The family of a Hart High sophomore with a heart condition is frustrated by the school district’s response to bullying allegations, the family shared with The Signal this week, after she was offered a chance to transfer schools in response to several incidents, including one the victim recorded.
The parents of Nicole R., a sophomore at Hart High School, said they were shocked when the bullying happened again a little over a week ago, after several conversations with school administrators.
“(Nicole) has an atrial septal defect, which is a hole in her heart,” said Nicole’s father, Bob. “Any violent confrontation can cause extreme anxiety… or even a heart attack.”
The “incidents” which the parents say they found shocking, involved their daughter being both physically and verbally harassed by a group of girls at her school.
On Feb. 28, a group of girls who had been, according to Nicole’s parents, allegedly “terrorizing” their daughter for months while at school, physically threatening her, teasing her and causing her to have anxiety attacks, returned to pick on Nicole R. again.
Nicole recorded the incident.
“The same group of girls (who had been bullying Nicole through previous months) were now joined by additional girls (and were) walking by making threats,” said Bob R. “My daughter immediately called my wife then started recording.”
The video shows the girls approaching Nicole as she sits on her school’s bleachers, and the girls can be heard saying: “I’m about to throw my food at this (expletive)” and “bro, should I just bump this (expletive’s) face in.”
They then tell Nicole to stand up and when she refuses, the girls then tell her: “If we have to wait ‘til the bell, we’ll wait ‘til the bell… if we have to be late to class, we’ll be late to class.”
The targeting of Nicole, her parents say, started after she stood up for a friend earlier in November 2018. After the initial incident, the school reportedly received a series of complaints from the family regarding the escalation of bullying incidents and threats from the pack of girls.
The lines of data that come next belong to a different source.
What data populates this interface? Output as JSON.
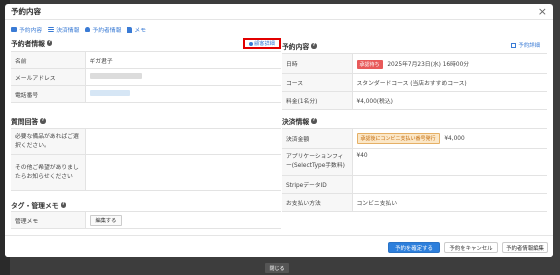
{
  "modal": {
    "title": "予約内容",
    "close_symbol": "×"
  },
  "toolbar": [
    {
      "label": "予約内容",
      "icon": "calendar-icon"
    },
    {
      "label": "決済情報",
      "icon": "card-icon"
    },
    {
      "label": "予約者情報",
      "icon": "person-icon"
    },
    {
      "label": "メモ",
      "icon": "doc-icon"
    }
  ],
  "reserver": {
    "title": "予約者情報",
    "customer_button": "顧客詳細",
    "rows": [
      {
        "k": "名前",
        "v": "ギガ君子"
      },
      {
        "k": "メールアドレス",
        "v": ""
      },
      {
        "k": "電話番号",
        "v": ""
      }
    ]
  },
  "questions": {
    "title": "質問回答",
    "rows": [
      {
        "k": "必要な備品があればご選択ください。",
        "v": ""
      },
      {
        "k": "その他ご希望がありましたらお知らせください",
        "v": ""
      }
    ]
  },
  "tags": {
    "title": "タグ・管理メモ",
    "memo_label": "管理メモ",
    "edit_label": "編集する"
  },
  "reservation": {
    "title": "予約内容",
    "detail_link": "予約詳細",
    "date_label": "日時",
    "date_badge": "承認待ち",
    "date_value": "2025年7月23日(水) 16時00分",
    "course_label": "コース",
    "course_value": "スタンダードコース (当店おすすめコース)",
    "fee_label": "料金(1名分)",
    "fee_value": "¥4,000(税込)"
  },
  "payment": {
    "title": "決済情報",
    "amount_label": "決済金額",
    "amount_badge": "承認後にコンビニ支払い番号発行",
    "amount_value": "¥4,000",
    "appfee_label": "アプリケーションフィー(SelectType手数料)",
    "appfee_value": "¥40",
    "stripe_label": "StripeデータID",
    "stripe_value": "",
    "method_label": "お支払い方法",
    "method_value": "コンビニ支払い"
  },
  "footer": {
    "confirm": "予約を確定する",
    "cancel": "予約をキャンセル",
    "edit": "予約者情報編集"
  },
  "page_close": "閉じる",
  "colors": {
    "accent": "#2d7fdc",
    "link": "#3a7bd5",
    "highlight_border": "#e20000",
    "pending_badge": "#e85a5a"
  }
}
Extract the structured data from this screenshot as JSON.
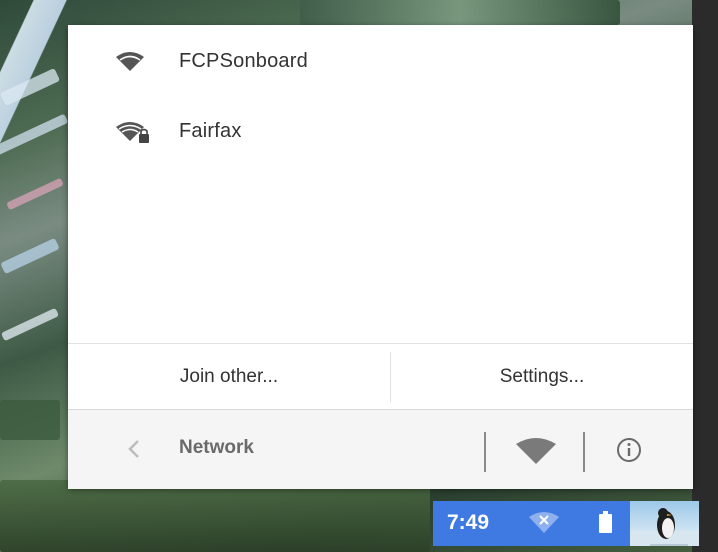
{
  "networks": [
    {
      "name": "FCPSonboard",
      "secured": false,
      "icon": "wifi-icon"
    },
    {
      "name": "Fairfax",
      "secured": true,
      "icon": "wifi-lock-icon"
    }
  ],
  "actions": {
    "join_other": "Join other...",
    "settings": "Settings..."
  },
  "footer": {
    "back_icon": "chevron-left-icon",
    "title": "Network",
    "wifi_icon": "wifi-icon",
    "info_icon": "info-icon"
  },
  "tray": {
    "time": "7:49",
    "wifi_icon": "wifi-disconnected-icon",
    "battery_icon": "battery-icon",
    "avatar_icon": "user-avatar"
  },
  "colors": {
    "tray_bg": "#3f7ae3",
    "popup_bg": "#ffffff",
    "footer_bg": "#f5f5f5",
    "icon_gray": "#555555"
  }
}
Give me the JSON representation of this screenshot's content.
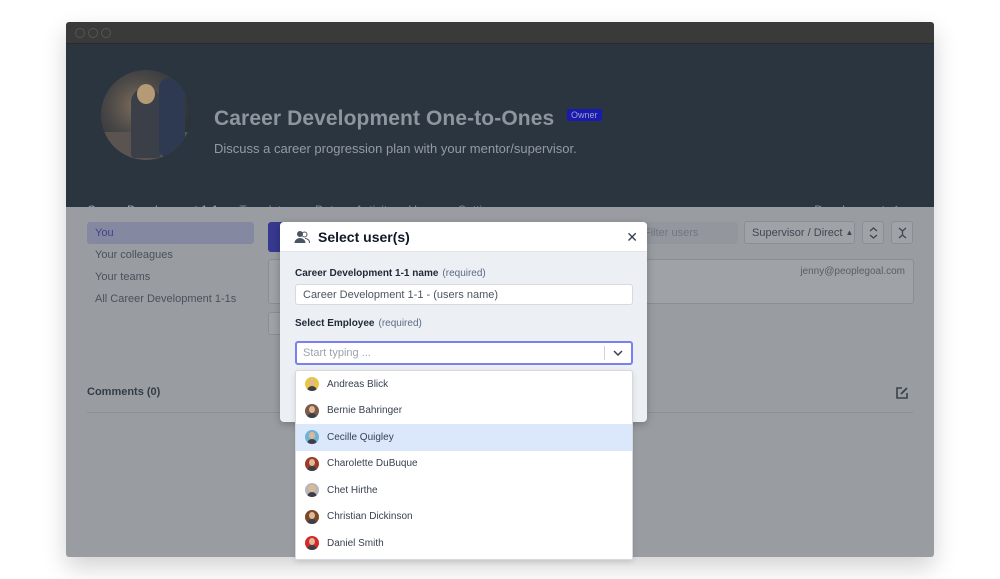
{
  "window": {
    "traffic_lights": [
      "close",
      "minimize",
      "maximize"
    ]
  },
  "header": {
    "title": "Career Development One-to-Ones",
    "badge": "Owner",
    "subtitle": "Discuss a career progression plan with your mentor/supervisor.",
    "hero_image": "team-meeting-photo",
    "tabs": [
      {
        "label": "Career Development 1-1s",
        "active": true
      },
      {
        "label": "Template",
        "has_dropdown": true
      },
      {
        "label": "Data"
      },
      {
        "label": "Activity"
      },
      {
        "label": "Usage"
      },
      {
        "label": "Settings"
      }
    ],
    "back_link": {
      "label": "Development",
      "icon": "undo-icon"
    }
  },
  "sidebar": {
    "items": [
      {
        "label": "You",
        "active": true
      },
      {
        "label": "Your colleagues"
      },
      {
        "label": "Your teams"
      },
      {
        "label": "All Career Development 1-1s"
      }
    ]
  },
  "toolbar": {
    "filter_placeholder": "Filter users",
    "role_select": "Supervisor / Direct",
    "expand_icon": "expand-icon",
    "collapse_icon": "collapse-icon"
  },
  "user_card": {
    "email": "jenny@peoplegoal.com"
  },
  "comments": {
    "title": "Comments (0)",
    "edit_icon": "edit-icon"
  },
  "modal": {
    "title": "Select user(s)",
    "icon": "users-icon",
    "close_icon": "close-icon",
    "name_field": {
      "label": "Career Development 1-1 name",
      "required": "(required)",
      "value": "Career Development 1-1 - (users name)"
    },
    "employee_field": {
      "label": "Select Employee",
      "required": "(required)",
      "placeholder": "Start typing ...",
      "options": [
        {
          "name": "Andreas Blick",
          "avatar_color": "#e8c640"
        },
        {
          "name": "Bernie Bahringer",
          "avatar_color": "#7a5a4a"
        },
        {
          "name": "Cecille Quigley",
          "avatar_color": "#6fb3d9",
          "highlighted": true
        },
        {
          "name": "Charolette DuBuque",
          "avatar_color": "#9c3b2a"
        },
        {
          "name": "Chet Hirthe",
          "avatar_color": "#b8b8b8"
        },
        {
          "name": "Christian Dickinson",
          "avatar_color": "#7a4a28"
        },
        {
          "name": "Daniel Smith",
          "avatar_color": "#d42a2a"
        }
      ]
    }
  },
  "colors": {
    "header_bg": "#2a3540",
    "accent": "#2525d0",
    "active_tab_underline": "#8a2747",
    "focus_border": "#7b7ff0",
    "highlight_row": "#dbe8fb"
  }
}
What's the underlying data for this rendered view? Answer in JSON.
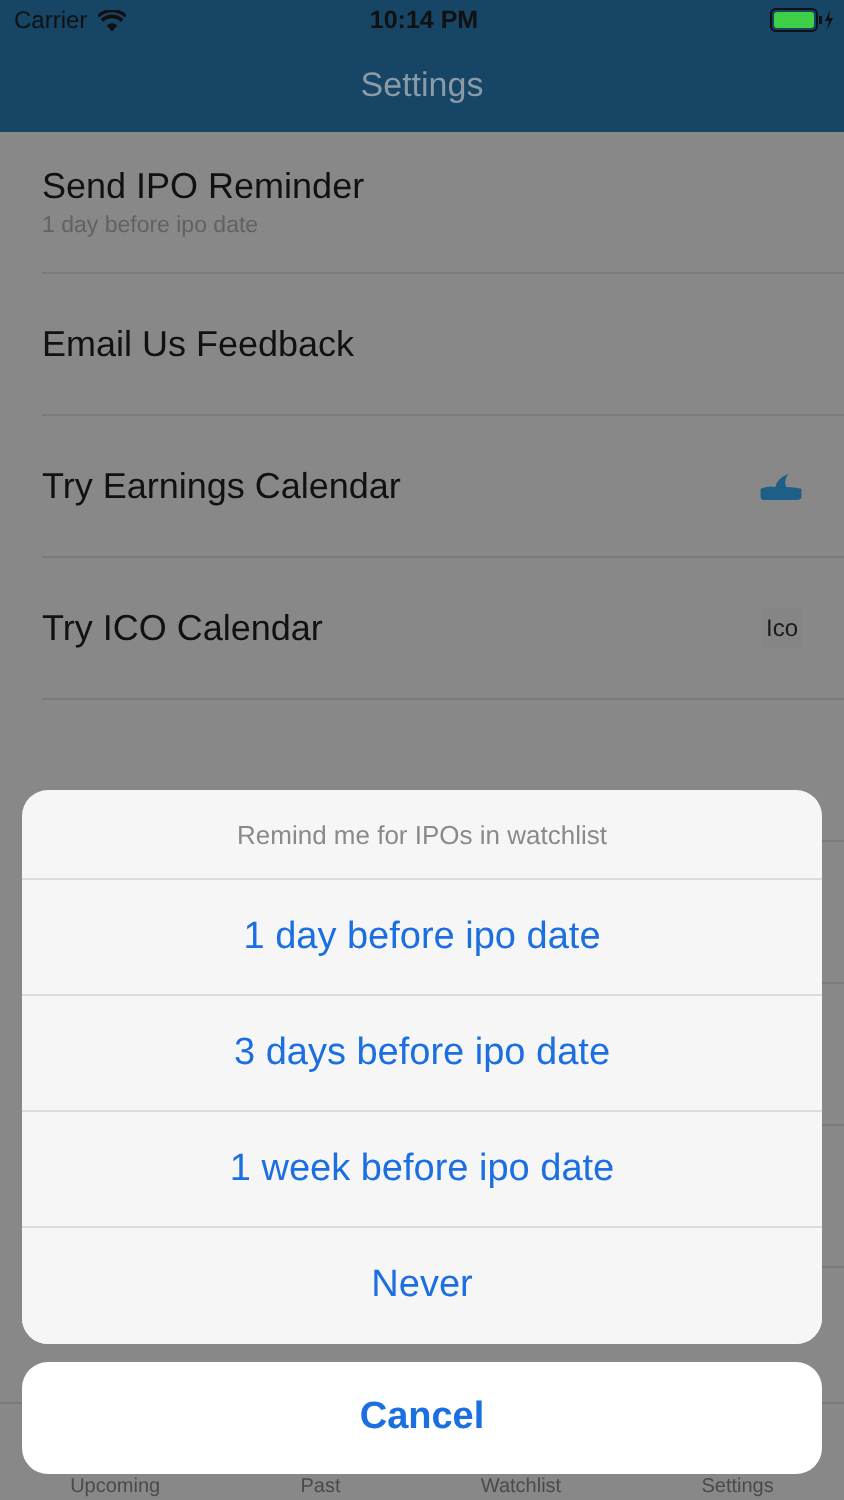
{
  "status_bar": {
    "carrier": "Carrier",
    "time": "10:14 PM"
  },
  "nav": {
    "title": "Settings"
  },
  "rows": [
    {
      "title": "Send IPO Reminder",
      "subtitle": "1 day before ipo date"
    },
    {
      "title": "Email Us Feedback"
    },
    {
      "title": "Try Earnings Calendar",
      "accessory": {
        "kind": "icon"
      }
    },
    {
      "title": "Try ICO Calendar",
      "accessory": {
        "kind": "text",
        "text": "Ico"
      }
    }
  ],
  "tabs": [
    "Upcoming",
    "Past",
    "Watchlist",
    "Settings"
  ],
  "action_sheet": {
    "title": "Remind me for IPOs in watchlist",
    "options": [
      "1 day before ipo date",
      "3 days before ipo date",
      "1 week before ipo date",
      "Never"
    ],
    "cancel": "Cancel"
  }
}
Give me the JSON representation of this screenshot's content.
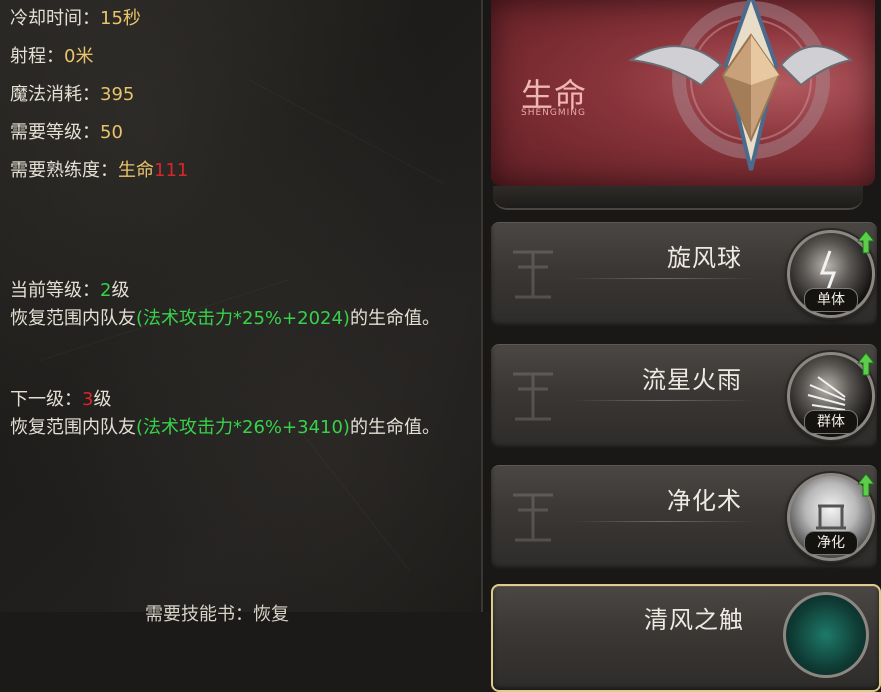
{
  "details": {
    "cooldown_label": "冷却时间：",
    "cooldown_value": "15秒",
    "range_label": "射程：",
    "range_value": "0米",
    "mana_label": "魔法消耗：",
    "mana_value": "395",
    "level_req_label": "需要等级：",
    "level_req_value": "50",
    "proficiency_label": "需要熟练度：",
    "proficiency_school": "生命",
    "proficiency_value": "111",
    "current_level_label": "当前等级：",
    "current_level_value": "2",
    "current_level_unit": "级",
    "current_effect_pre": "恢复范围内队友",
    "current_effect_formula": "(法术攻击力*25%+2024)",
    "current_effect_post": "的生命值。",
    "next_level_label": "下一级：",
    "next_level_value": "3",
    "next_level_unit": "级",
    "next_effect_pre": "恢复范围内队友",
    "next_effect_formula": "(法术攻击力*26%+3410)",
    "next_effect_post": "的生命值。",
    "bottom_partial": "需要技能书：恢复"
  },
  "banner": {
    "school_title": "生命",
    "school_pinyin": "SHENGMING"
  },
  "skills": [
    {
      "name": "旋风球",
      "tag": "单体",
      "icon": "lightning-skill-icon"
    },
    {
      "name": "流星火雨",
      "tag": "群体",
      "icon": "meteor-skill-icon"
    },
    {
      "name": "净化术",
      "tag": "净化",
      "icon": "purify-skill-icon"
    },
    {
      "name": "清风之触",
      "tag": "",
      "icon": "heal-skill-icon"
    }
  ],
  "colors": {
    "gold": "#e8c46a",
    "green": "#37d24a",
    "red": "#d8262a",
    "banner_red": "#8a343b"
  }
}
“We were assured that the school would take the necessary actions to prevent another incident.
We also instructed our daughter to install a ‘floating button,’ on her phone home screen to record any further incidents,” Bob R. said.
But, according to the family, they began to pursue more information from the school on what corrective actions were being taken by Hart faculty following the latest incidents over the last couple of weeks.
In response, Hart High School Principal Jason d’Autremont said Hart Vice Principal Kullen Welch would be “taking care of the matter.”
“I can assure you that we will do everything in our power to make sure this does not happen again,” according to an email from d’Autremont dated Feb. 28, which was shared with The Signal.
Nicole’s father said she stayed home from school for a number of days following a March 5 incident in order to take her to a cardiologist and treat her “over-sensory perception” disorder.
“The stress, combined with her heart condition, gave her anxiety and a bloody nose (the) morning of March 5, when she was told the girls were looking for her,” he said.
Kathy Hunter, the director of student services for the Hart District, said the school would be working with the alleged victim’s family to take “appropriate action.”
After another incident on March 7, which involved Nicole and her friend receiving a text message saying the gang of girls plus a boy were now looking for her, Hunter responded saying the girls were “on lockdown” and offered to take Nicole out of school and put her on “home study until we have a full resolution.”
Both Hunter, as well as William S. Hart Union High School District Superintendent Vicki Engbrecht, deferred comment on the matter to Hart District spokesman Dave Caldwell.
“On all of our campuses, we strive to create caring and respectful environments (for) students,” Caldwell said. “We take instances of bullying very seriously, and we investigate and respond to each situation as is appropriate.”
Caldwell touched on the actions being taken to protect Nicole, “California state law and education code are very clear when it comes to student rights we follow those laws. The laws protect student privacy.”
He declined to comment further.
According to Nicole’s parents, the girls are still on campus and their daughter is still afraid to go to school everyday.
Nicole’s parents say that their fight isn’t with the district, but with the laws protecting the students who, they say, continue to harass their daughter on a daily basis.
According to Norma R. — Nicole’s mother — the school has told them the girls have been put on a disciplinary contract, but they have not been suspended or transferred from the school campus.
Education code and state law prevent the district from divulging what disciplinary actions are or would be taken. The family said they were told the girls haven’t been suspended because the state no longer has a “Zero Tolerance” policy for bullying.
“We feel that the bullies have more rights than the victims,” Norma R. said. “When is enough, enough? When do they start losing their rights, and the victims start gaining rights?”
Nicole said she declined to accept the school’s offer to transfer her to another school.
“Why should I be the one to be punished? I’m the victim,” Nicole said. “Staying home from school now means they win. And they shouldn’t get to win.”